Whenever the word "badge" shows up in a line of the data, copy that line.

════════

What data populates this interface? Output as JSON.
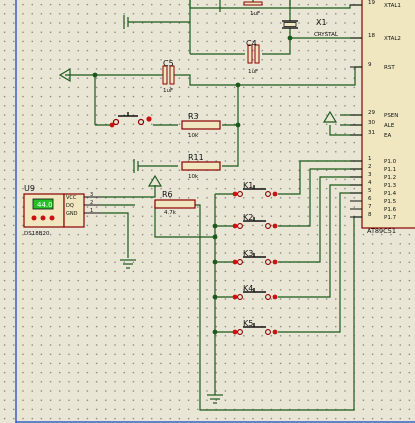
{
  "colors": {
    "background": "#eae6d6",
    "grid_dot": "#7a7a7a",
    "wire": "#1a5a1a",
    "component_body": "#f0e6c0",
    "component_outline": "#8b0000",
    "pin_end": "#cc1111",
    "lcd_green": "#25c025",
    "window_blue": "#3a5fcd"
  },
  "mcu": {
    "part": "AT89C51",
    "left_pins": [
      {
        "num": "19",
        "name": "XTAL1"
      },
      {
        "num": "18",
        "name": "XTAL2"
      },
      {
        "num": "9",
        "name": "RST"
      },
      {
        "num": "29",
        "name": "PSEN"
      },
      {
        "num": "30",
        "name": "ALE"
      },
      {
        "num": "31",
        "name": "EA"
      },
      {
        "num": "1",
        "name": "P1.0"
      },
      {
        "num": "2",
        "name": "P1.1"
      },
      {
        "num": "3",
        "name": "P1.2"
      },
      {
        "num": "4",
        "name": "P1.3"
      },
      {
        "num": "5",
        "name": "P1.4"
      },
      {
        "num": "6",
        "name": "P1.5"
      },
      {
        "num": "7",
        "name": "P1.6"
      },
      {
        "num": "8",
        "name": "P1.7"
      }
    ]
  },
  "crystal": {
    "ref": "X1",
    "value": "CRYSTAL"
  },
  "capacitors": [
    {
      "ref": "",
      "value": "1uF"
    },
    {
      "ref": "C4",
      "value": "1uF"
    },
    {
      "ref": "C5",
      "value": "1uF"
    }
  ],
  "resistors": [
    {
      "ref": "R3",
      "value": "10k"
    },
    {
      "ref": "R11",
      "value": "10k"
    },
    {
      "ref": "R6",
      "value": "4.7k"
    }
  ],
  "keys": [
    "K1",
    "K2",
    "K3",
    "K4",
    "K5"
  ],
  "sensor": {
    "ref": "U9",
    "part": "DS18B20",
    "display": "44.0",
    "pins": [
      {
        "num": "3",
        "name": "VCC"
      },
      {
        "num": "2",
        "name": "DQ"
      },
      {
        "num": "1",
        "name": "GND"
      }
    ]
  }
}
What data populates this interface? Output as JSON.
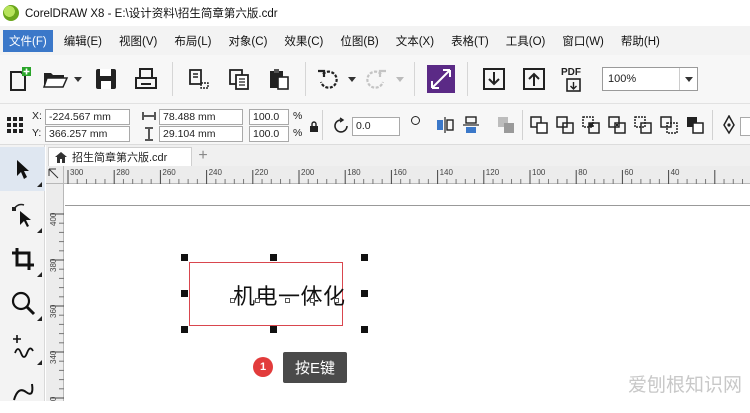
{
  "window": {
    "title": "CorelDRAW X8 - E:\\设计资料\\招生简章第六版.cdr"
  },
  "menu": [
    {
      "label": "文件(F)",
      "active": true
    },
    {
      "label": "编辑(E)"
    },
    {
      "label": "视图(V)"
    },
    {
      "label": "布局(L)"
    },
    {
      "label": "对象(C)"
    },
    {
      "label": "效果(C)"
    },
    {
      "label": "位图(B)"
    },
    {
      "label": "文本(X)"
    },
    {
      "label": "表格(T)"
    },
    {
      "label": "工具(O)"
    },
    {
      "label": "窗口(W)"
    },
    {
      "label": "帮助(H)"
    }
  ],
  "toolbar": {
    "zoom_value": "100%",
    "pdf_label": "PDF"
  },
  "propbar": {
    "x_label": "X:",
    "x_value": "-224.567 mm",
    "y_label": "Y:",
    "y_value": "366.257 mm",
    "width_value": "78.488 mm",
    "height_value": "29.104 mm",
    "scale_x": "100.0",
    "scale_y": "100.0",
    "percent_1": "%",
    "percent_2": "%",
    "rotation": "0.0"
  },
  "document_tab": {
    "label": "招生简章第六版.cdr"
  },
  "ruler": {
    "h_ticks": [
      "300",
      "280",
      "260",
      "240",
      "220",
      "200",
      "180",
      "160",
      "140",
      "120",
      "100",
      "80",
      "60",
      "40"
    ],
    "v_ticks": [
      "400",
      "380",
      "360",
      "340",
      "320"
    ]
  },
  "canvas": {
    "text": "机电一体化"
  },
  "tip": {
    "step": "1",
    "text": "按E键"
  },
  "watermark": "爱刨根知识网",
  "colors": {
    "menu_active": "#3b78c9",
    "frame": "#d9464e",
    "badge": "#e23b3b",
    "tip_bg": "#4a4a4a"
  }
}
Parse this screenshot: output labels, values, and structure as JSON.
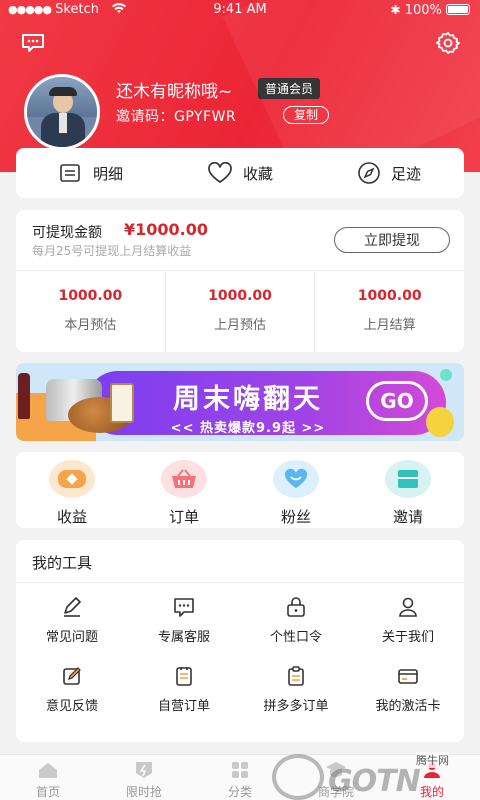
{
  "status_bar": {
    "carrier": "Sketch",
    "time": "9:41 AM",
    "battery": "100%"
  },
  "profile": {
    "name": "还木有昵称哦~",
    "badge": "普通会员",
    "invite_label": "邀请码：GPYFWR",
    "copy_label": "复制"
  },
  "quick_tabs": [
    {
      "label": "明细",
      "icon": "list-icon"
    },
    {
      "label": "收藏",
      "icon": "heart-icon"
    },
    {
      "label": "足迹",
      "icon": "compass-icon"
    }
  ],
  "earnings": {
    "title": "可提现金额",
    "amount": "¥1000.00",
    "subtitle": "每月25号可提现上月结算收益",
    "withdraw_label": "立即提现",
    "stats": [
      {
        "value": "1000.00",
        "label": "本月预估"
      },
      {
        "value": "1000.00",
        "label": "上月预估"
      },
      {
        "value": "1000.00",
        "label": "上月结算"
      }
    ]
  },
  "banner": {
    "title": "周末嗨翻天",
    "subtitle": "<< 热卖爆款9.9起 >>",
    "go": "GO"
  },
  "shortcuts": [
    {
      "label": "收益",
      "icon": "wallet-icon",
      "color": "#f7a34a"
    },
    {
      "label": "订单",
      "icon": "basket-icon",
      "color": "#f2727b"
    },
    {
      "label": "粉丝",
      "icon": "heart-fans-icon",
      "color": "#5ab6f0"
    },
    {
      "label": "邀请",
      "icon": "invite-icon",
      "color": "#33c2b7"
    }
  ],
  "tools": {
    "title": "我的工具",
    "items": [
      {
        "label": "常见问题",
        "icon": "pencil-icon"
      },
      {
        "label": "专属客服",
        "icon": "chat-icon"
      },
      {
        "label": "个性口令",
        "icon": "lock-icon"
      },
      {
        "label": "关于我们",
        "icon": "person-icon"
      },
      {
        "label": "意见反馈",
        "icon": "edit-icon"
      },
      {
        "label": "自营订单",
        "icon": "order-icon"
      },
      {
        "label": "拼多多订单",
        "icon": "clipboard-icon"
      },
      {
        "label": "我的激活卡",
        "icon": "card-icon"
      }
    ]
  },
  "tab_bar": [
    {
      "label": "首页"
    },
    {
      "label": "限时抢"
    },
    {
      "label": "分类"
    },
    {
      "label": "商学院"
    },
    {
      "label": "我的"
    }
  ],
  "watermark": {
    "text": "腾牛网"
  },
  "colors": {
    "brand_red": "#ec2535",
    "price_red": "#d4272f",
    "text_gray": "#999999"
  }
}
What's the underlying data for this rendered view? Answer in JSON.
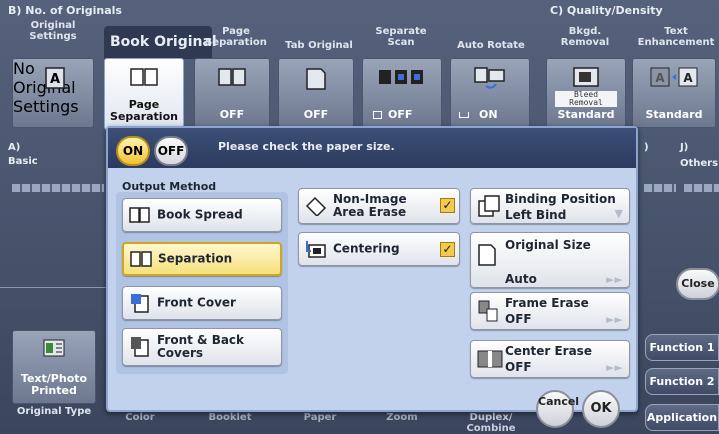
{
  "top_sections": {
    "b_label": "B)  No. of Originals",
    "c_label": "C)  Quality/Density"
  },
  "top_tabs": [
    {
      "label": "Original Settings"
    },
    {
      "label": "Book Original"
    },
    {
      "label": "Page Separation"
    },
    {
      "label": "Tab Original"
    },
    {
      "label": "Separate Scan"
    },
    {
      "label": "Auto Rotate"
    },
    {
      "label": "Bkgd. Removal"
    },
    {
      "label": "Text Enhancement"
    }
  ],
  "tiles": [
    {
      "label": "No Original Settings",
      "icon": "a-document-icon"
    },
    {
      "label": "Page Separation",
      "icon": "open-book-icon"
    },
    {
      "label": "OFF",
      "icon": "book-icon"
    },
    {
      "label": "OFF",
      "icon": "tab-page-icon"
    },
    {
      "label": "OFF",
      "icon": "separate-scan-icon"
    },
    {
      "label": "ON",
      "icon": "auto-rotate-icon"
    },
    {
      "label": "Standard",
      "icon": "bleed-removal-icon",
      "badge": "Bleed Removal"
    },
    {
      "label": "Standard",
      "icon": "text-enhance-icon"
    }
  ],
  "left_labels": {
    "a": "A)",
    "basic": "Basic",
    "i": ")",
    "j": "J)",
    "others": "Others"
  },
  "original_type": {
    "label": "Text/Photo Printed",
    "caption": "Original Type"
  },
  "bottom_captions": [
    "Color",
    "Booklet",
    "Paper",
    "Zoom",
    "Duplex/ Combine"
  ],
  "right_tabs": {
    "close": "Close",
    "function1": "Function 1",
    "function2": "Function 2",
    "application": "Application"
  },
  "dialog": {
    "on": "ON",
    "off": "OFF",
    "message": "Please check the paper size.",
    "output_method_label": "Output Method",
    "output_methods": [
      {
        "label": "Book Spread"
      },
      {
        "label": "Separation"
      },
      {
        "label": "Front Cover"
      },
      {
        "label": "Front & Back Covers"
      }
    ],
    "non_image": "Non-Image Area Erase",
    "centering": "Centering",
    "binding_label": "Binding Position",
    "binding_value": "Left Bind",
    "original_size_label": "Original Size",
    "original_size_value": "Auto",
    "frame_erase_label": "Frame Erase",
    "frame_erase_value": "OFF",
    "center_erase_label": "Center Erase",
    "center_erase_value": "OFF",
    "cancel": "Cancel",
    "ok": "OK"
  }
}
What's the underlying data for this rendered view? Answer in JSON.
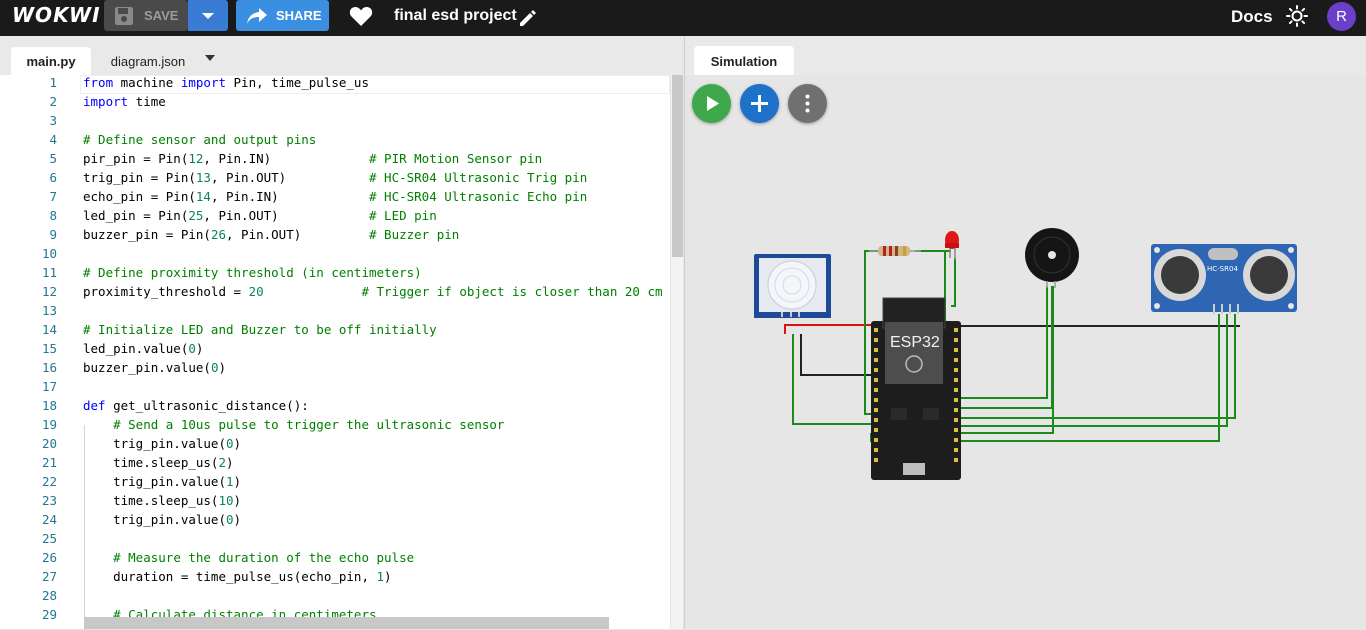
{
  "header": {
    "logo": "WOKWI",
    "save_label": "SAVE",
    "share_label": "SHARE",
    "project_title": "final esd project",
    "docs_label": "Docs",
    "avatar_letter": "R"
  },
  "editor": {
    "tabs": [
      {
        "label": "main.py",
        "active": true
      },
      {
        "label": "diagram.json",
        "active": false
      }
    ],
    "lines": [
      {
        "n": "1",
        "html": "<span class=\"kw\">from</span> machine <span class=\"kw\">import</span> Pin, time_pulse_us"
      },
      {
        "n": "2",
        "html": "<span class=\"kw\">import</span> time"
      },
      {
        "n": "3",
        "html": ""
      },
      {
        "n": "4",
        "html": "<span class=\"cm\"># Define sensor and output pins</span>"
      },
      {
        "n": "5",
        "html": "pir_pin = Pin(<span class=\"nm\">12</span>, Pin.IN)             <span class=\"cm\"># PIR Motion Sensor pin</span>"
      },
      {
        "n": "6",
        "html": "trig_pin = Pin(<span class=\"nm\">13</span>, Pin.OUT)           <span class=\"cm\"># HC-SR04 Ultrasonic Trig pin</span>"
      },
      {
        "n": "7",
        "html": "echo_pin = Pin(<span class=\"nm\">14</span>, Pin.IN)            <span class=\"cm\"># HC-SR04 Ultrasonic Echo pin</span>"
      },
      {
        "n": "8",
        "html": "led_pin = Pin(<span class=\"nm\">25</span>, Pin.OUT)            <span class=\"cm\"># LED pin</span>"
      },
      {
        "n": "9",
        "html": "buzzer_pin = Pin(<span class=\"nm\">26</span>, Pin.OUT)         <span class=\"cm\"># Buzzer pin</span>"
      },
      {
        "n": "10",
        "html": ""
      },
      {
        "n": "11",
        "html": "<span class=\"cm\"># Define proximity threshold (in centimeters)</span>"
      },
      {
        "n": "12",
        "html": "proximity_threshold = <span class=\"nm\">20</span>             <span class=\"cm\"># Trigger if object is closer than 20 cm</span>"
      },
      {
        "n": "13",
        "html": ""
      },
      {
        "n": "14",
        "html": "<span class=\"cm\"># Initialize LED and Buzzer to be off initially</span>"
      },
      {
        "n": "15",
        "html": "led_pin.value(<span class=\"nm\">0</span>)"
      },
      {
        "n": "16",
        "html": "buzzer_pin.value(<span class=\"nm\">0</span>)"
      },
      {
        "n": "17",
        "html": ""
      },
      {
        "n": "18",
        "html": "<span class=\"kw\">def</span> get_ultrasonic_distance():"
      },
      {
        "n": "19",
        "html": "    <span class=\"cm\"># Send a 10us pulse to trigger the ultrasonic sensor</span>"
      },
      {
        "n": "20",
        "html": "    trig_pin.value(<span class=\"nm\">0</span>)"
      },
      {
        "n": "21",
        "html": "    time.sleep_us(<span class=\"nm\">2</span>)"
      },
      {
        "n": "22",
        "html": "    trig_pin.value(<span class=\"nm\">1</span>)"
      },
      {
        "n": "23",
        "html": "    time.sleep_us(<span class=\"nm\">10</span>)"
      },
      {
        "n": "24",
        "html": "    trig_pin.value(<span class=\"nm\">0</span>)"
      },
      {
        "n": "25",
        "html": ""
      },
      {
        "n": "26",
        "html": "    <span class=\"cm\"># Measure the duration of the echo pulse</span>"
      },
      {
        "n": "27",
        "html": "    duration = time_pulse_us(echo_pin, <span class=\"nm\">1</span>)"
      },
      {
        "n": "28",
        "html": ""
      },
      {
        "n": "29",
        "html": "    <span class=\"cm\"># Calculate distance in centimeters</span>"
      }
    ]
  },
  "simulation": {
    "tab_label": "Simulation",
    "esp32_label": "ESP32",
    "ultrasonic_label": "HC-SR04",
    "controls": [
      "play",
      "add-part",
      "more-options"
    ]
  },
  "colors": {
    "topbar": "#1a1a1a",
    "share": "#3a8fe0",
    "play": "#3ea84a",
    "add": "#1d71c9",
    "wire_green": "#1a8a1a",
    "wire_red": "#e01010"
  }
}
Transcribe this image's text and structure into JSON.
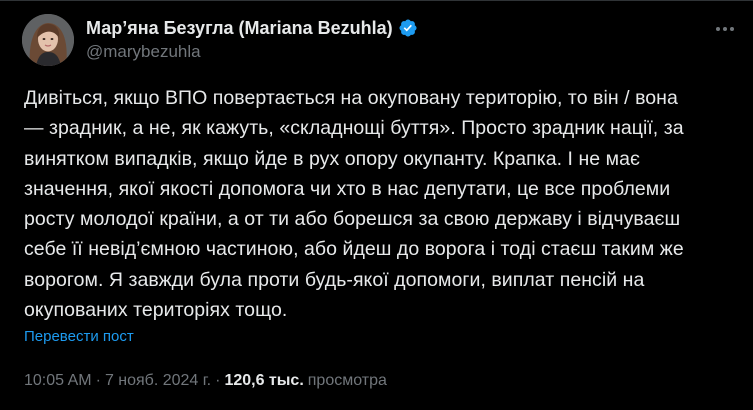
{
  "author": {
    "display_name": "Мар’яна Безугла (Mariana Bezuhla)",
    "handle": "@marybezuhla",
    "verified_icon": "verified-badge-icon",
    "verified_color": "#1d9bf0"
  },
  "more_icon": "more-dots-icon",
  "tweet": {
    "lines": [
      "Дивіться, якщо ВПО повертається на окуповану територію, то він / вона",
      "— зрадник, а не, як кажуть, «складнощі буття». Просто зрадник нації, за",
      "винятком випадків, якщо йде в рух опору окупанту. Крапка. І не має",
      "значення, якої якості допомога чи хто в нас депутати, це все проблеми",
      "росту молодої країни, а от ти або борешся за свою державу і відчуваєш",
      "себе її невід’ємною частиною, або йдеш до ворога і тоді стаєш таким же",
      "ворогом. Я завжди була проти будь-якої допомоги, виплат пенсій на",
      "окупованих територіях тощо."
    ]
  },
  "translate_label": "Перевести пост",
  "meta": {
    "time": "10:05 AM",
    "separator1": "·",
    "date": "7 нояб. 2024 г.",
    "separator2": "·",
    "views_count": "120,6 тыс.",
    "views_label": "просмотра"
  },
  "colors": {
    "background": "#000000",
    "text": "#e7e9ea",
    "secondary": "#71767b",
    "link": "#1d9bf0"
  }
}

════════

» **WRITTEN SOLUTION**:
    "badge": "#e23b3b",
    "badge": "普通会员",
      "badge": "Bleed Removal"
    "verified_icon": "verified-badge-icon",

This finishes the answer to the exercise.